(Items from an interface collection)
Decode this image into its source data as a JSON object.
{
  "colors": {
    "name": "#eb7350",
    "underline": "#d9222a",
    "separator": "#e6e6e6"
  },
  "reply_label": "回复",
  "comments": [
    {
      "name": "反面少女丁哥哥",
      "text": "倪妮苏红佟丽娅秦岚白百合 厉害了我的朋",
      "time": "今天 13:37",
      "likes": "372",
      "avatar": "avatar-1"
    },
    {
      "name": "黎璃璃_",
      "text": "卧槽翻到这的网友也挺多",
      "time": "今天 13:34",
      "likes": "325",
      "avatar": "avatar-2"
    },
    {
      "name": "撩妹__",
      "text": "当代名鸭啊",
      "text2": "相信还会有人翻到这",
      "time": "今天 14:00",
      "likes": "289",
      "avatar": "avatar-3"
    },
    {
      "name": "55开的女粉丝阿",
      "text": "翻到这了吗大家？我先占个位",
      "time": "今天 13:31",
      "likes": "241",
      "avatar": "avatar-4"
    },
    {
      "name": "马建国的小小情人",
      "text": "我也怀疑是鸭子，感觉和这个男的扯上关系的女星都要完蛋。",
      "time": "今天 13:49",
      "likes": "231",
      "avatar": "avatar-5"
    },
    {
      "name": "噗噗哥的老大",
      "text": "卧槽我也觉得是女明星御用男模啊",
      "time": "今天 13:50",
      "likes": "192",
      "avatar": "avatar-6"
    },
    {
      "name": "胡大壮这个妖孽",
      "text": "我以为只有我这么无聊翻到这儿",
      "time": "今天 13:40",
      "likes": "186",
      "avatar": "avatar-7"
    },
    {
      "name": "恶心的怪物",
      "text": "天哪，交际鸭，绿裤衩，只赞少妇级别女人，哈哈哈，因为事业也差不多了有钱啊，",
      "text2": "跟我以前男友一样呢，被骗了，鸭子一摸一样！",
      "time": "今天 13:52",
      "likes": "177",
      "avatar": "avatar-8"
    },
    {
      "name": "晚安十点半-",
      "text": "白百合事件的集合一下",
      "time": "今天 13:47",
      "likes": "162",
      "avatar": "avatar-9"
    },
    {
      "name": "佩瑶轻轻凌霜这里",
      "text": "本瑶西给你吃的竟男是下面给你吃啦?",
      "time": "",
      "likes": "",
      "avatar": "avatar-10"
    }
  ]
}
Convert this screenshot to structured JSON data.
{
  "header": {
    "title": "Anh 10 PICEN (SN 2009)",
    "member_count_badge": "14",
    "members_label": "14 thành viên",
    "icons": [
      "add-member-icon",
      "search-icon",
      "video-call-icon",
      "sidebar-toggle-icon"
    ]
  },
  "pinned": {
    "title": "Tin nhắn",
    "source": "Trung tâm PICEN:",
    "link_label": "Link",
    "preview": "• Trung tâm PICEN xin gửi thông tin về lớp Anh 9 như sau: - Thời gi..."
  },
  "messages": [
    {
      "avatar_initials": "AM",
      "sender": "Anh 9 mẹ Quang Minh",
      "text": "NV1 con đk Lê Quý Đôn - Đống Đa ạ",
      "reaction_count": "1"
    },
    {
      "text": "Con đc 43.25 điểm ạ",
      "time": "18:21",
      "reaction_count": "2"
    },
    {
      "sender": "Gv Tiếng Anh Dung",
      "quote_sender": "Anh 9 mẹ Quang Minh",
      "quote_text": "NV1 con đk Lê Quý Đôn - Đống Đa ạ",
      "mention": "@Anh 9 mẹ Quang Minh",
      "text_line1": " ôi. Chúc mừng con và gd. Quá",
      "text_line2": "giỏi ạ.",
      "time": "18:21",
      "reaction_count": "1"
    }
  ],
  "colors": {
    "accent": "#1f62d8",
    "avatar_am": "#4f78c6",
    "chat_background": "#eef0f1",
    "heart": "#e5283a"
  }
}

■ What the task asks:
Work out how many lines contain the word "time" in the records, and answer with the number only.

■ Answer box:
12